Entries from a dataset of interfaces:
>>

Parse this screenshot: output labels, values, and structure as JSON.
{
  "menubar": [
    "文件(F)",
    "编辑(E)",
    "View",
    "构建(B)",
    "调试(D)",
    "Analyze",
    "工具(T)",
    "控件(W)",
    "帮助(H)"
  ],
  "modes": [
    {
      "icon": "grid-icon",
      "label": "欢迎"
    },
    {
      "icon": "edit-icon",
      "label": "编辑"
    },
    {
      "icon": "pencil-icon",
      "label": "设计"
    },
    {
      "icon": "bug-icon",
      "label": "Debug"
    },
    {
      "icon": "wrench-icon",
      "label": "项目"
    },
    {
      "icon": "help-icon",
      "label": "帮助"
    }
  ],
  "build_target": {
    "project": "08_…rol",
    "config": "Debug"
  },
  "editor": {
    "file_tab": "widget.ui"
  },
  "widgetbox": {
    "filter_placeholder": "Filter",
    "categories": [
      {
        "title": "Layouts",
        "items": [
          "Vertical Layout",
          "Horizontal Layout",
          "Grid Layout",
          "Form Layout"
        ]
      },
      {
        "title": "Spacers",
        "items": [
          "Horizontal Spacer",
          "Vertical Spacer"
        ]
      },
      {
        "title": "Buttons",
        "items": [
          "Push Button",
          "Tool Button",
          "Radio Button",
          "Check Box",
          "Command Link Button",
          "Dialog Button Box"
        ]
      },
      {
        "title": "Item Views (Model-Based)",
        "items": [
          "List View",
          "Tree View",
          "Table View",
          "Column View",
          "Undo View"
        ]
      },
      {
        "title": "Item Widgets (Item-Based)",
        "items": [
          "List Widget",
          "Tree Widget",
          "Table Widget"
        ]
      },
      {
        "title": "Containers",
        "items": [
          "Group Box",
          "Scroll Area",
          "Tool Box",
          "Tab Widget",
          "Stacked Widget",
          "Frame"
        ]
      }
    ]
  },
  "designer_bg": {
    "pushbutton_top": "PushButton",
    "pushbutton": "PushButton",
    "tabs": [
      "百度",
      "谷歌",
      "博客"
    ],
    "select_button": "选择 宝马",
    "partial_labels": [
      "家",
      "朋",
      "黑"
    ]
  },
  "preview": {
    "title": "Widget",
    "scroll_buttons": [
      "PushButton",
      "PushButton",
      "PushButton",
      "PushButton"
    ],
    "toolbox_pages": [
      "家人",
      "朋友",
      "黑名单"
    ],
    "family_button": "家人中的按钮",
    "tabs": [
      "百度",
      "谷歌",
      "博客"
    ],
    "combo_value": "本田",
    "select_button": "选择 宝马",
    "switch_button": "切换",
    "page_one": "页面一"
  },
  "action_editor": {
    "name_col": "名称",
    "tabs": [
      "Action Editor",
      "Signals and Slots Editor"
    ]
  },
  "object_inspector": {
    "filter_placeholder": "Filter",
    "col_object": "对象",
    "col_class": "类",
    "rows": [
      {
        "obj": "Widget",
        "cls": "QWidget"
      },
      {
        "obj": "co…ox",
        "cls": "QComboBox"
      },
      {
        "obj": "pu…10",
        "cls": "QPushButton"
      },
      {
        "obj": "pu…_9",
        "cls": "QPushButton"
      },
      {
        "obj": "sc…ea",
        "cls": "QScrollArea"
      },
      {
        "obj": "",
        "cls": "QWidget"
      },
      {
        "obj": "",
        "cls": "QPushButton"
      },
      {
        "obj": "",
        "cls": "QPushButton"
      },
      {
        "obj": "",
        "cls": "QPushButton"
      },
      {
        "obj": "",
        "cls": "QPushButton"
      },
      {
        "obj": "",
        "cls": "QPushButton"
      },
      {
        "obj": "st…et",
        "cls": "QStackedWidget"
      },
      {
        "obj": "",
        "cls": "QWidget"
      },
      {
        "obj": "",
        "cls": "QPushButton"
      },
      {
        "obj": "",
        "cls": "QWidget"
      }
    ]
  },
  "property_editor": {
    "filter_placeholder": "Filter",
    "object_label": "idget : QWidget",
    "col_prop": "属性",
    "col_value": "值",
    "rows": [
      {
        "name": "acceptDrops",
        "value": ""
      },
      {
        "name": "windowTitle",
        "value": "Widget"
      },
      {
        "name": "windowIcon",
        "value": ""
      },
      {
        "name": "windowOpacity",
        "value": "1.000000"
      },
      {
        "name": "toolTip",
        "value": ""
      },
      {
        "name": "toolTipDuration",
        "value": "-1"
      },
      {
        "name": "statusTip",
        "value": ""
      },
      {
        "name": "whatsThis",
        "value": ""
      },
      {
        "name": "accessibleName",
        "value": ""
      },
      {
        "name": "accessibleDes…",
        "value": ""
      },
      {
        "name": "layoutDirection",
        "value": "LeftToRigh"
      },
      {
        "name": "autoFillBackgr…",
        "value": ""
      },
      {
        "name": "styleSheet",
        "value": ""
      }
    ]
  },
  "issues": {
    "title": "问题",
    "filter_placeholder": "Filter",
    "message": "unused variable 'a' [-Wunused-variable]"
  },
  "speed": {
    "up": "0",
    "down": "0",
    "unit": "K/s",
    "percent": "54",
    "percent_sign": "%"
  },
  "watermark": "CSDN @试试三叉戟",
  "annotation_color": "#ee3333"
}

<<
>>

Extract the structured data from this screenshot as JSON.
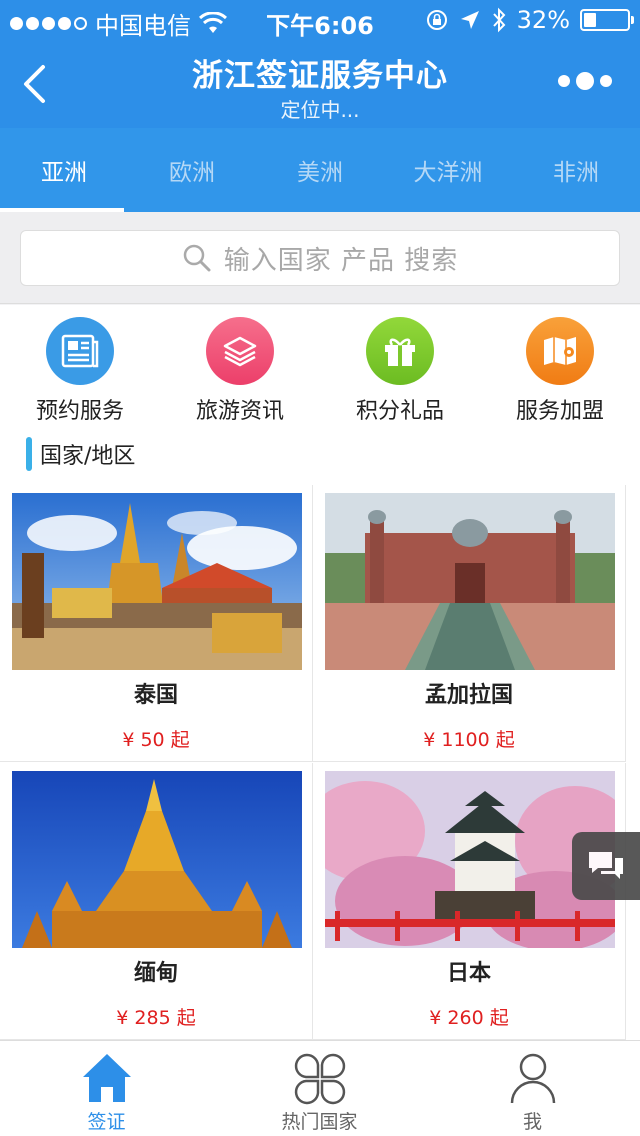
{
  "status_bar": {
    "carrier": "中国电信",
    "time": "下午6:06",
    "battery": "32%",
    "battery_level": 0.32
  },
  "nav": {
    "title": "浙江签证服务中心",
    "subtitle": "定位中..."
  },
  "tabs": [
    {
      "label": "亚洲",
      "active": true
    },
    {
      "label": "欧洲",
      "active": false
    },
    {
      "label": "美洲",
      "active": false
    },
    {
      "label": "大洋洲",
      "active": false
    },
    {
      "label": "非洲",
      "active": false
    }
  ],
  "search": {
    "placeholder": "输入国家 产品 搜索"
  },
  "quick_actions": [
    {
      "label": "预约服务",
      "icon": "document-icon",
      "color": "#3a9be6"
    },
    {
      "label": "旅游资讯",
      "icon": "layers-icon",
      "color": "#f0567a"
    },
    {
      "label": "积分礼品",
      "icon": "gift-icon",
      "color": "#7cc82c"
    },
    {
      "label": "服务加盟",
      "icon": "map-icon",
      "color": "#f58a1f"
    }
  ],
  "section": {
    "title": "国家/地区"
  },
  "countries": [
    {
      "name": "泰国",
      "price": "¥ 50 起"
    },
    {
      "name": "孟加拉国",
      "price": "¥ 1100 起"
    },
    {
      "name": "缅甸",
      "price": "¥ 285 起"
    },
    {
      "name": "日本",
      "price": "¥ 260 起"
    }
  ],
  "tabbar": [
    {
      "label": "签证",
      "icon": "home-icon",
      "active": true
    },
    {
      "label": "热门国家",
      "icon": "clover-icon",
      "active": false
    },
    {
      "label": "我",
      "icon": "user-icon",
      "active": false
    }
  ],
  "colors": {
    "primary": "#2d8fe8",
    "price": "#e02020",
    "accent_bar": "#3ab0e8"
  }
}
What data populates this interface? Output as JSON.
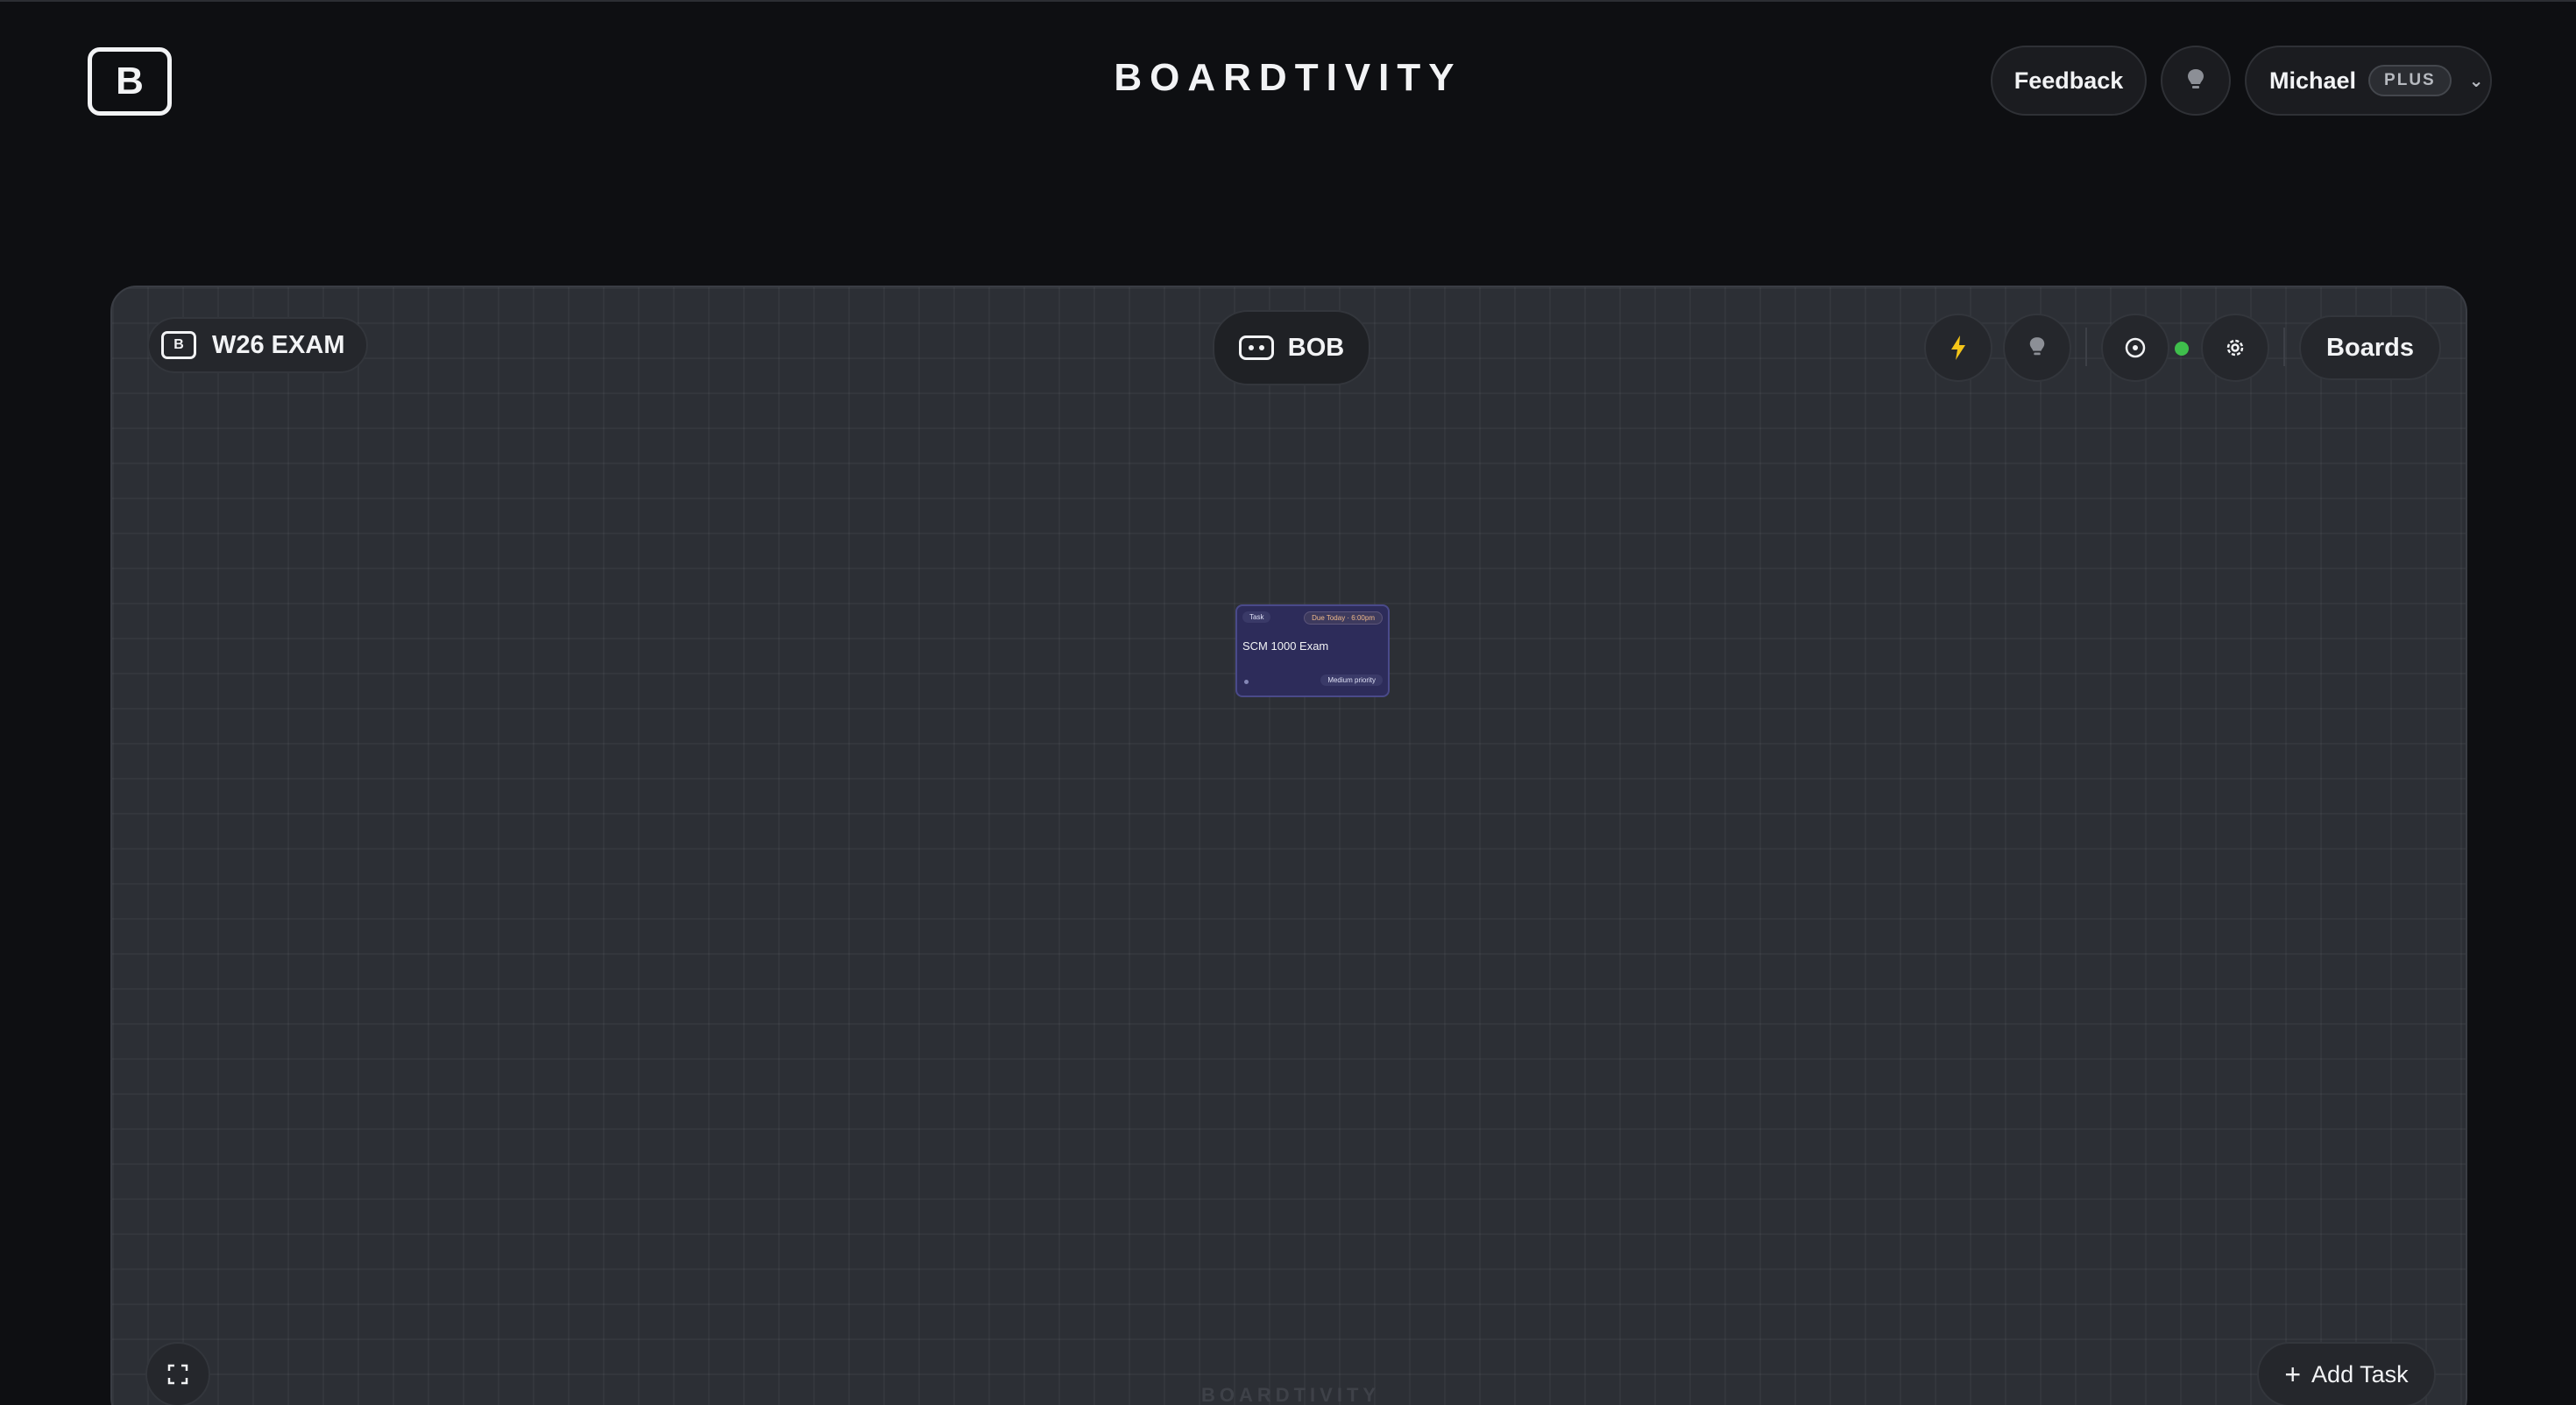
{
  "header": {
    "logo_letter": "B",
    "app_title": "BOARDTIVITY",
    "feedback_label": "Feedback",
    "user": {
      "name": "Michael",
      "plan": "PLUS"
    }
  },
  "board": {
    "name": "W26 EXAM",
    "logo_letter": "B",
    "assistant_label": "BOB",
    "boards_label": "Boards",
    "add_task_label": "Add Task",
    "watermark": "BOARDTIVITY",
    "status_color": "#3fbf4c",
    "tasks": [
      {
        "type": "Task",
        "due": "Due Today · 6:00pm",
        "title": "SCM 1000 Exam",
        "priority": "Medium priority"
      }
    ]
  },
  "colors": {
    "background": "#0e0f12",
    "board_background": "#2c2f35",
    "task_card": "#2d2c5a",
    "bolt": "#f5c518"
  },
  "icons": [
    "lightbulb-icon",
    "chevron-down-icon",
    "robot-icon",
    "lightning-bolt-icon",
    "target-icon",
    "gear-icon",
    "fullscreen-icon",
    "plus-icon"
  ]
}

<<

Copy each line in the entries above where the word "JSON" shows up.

* [Task solution]
Parse this screenshot: output labels, values, and structure as JSON.
Extract the structured data from this screenshot as JSON.
What data populates this interface? Output as JSON.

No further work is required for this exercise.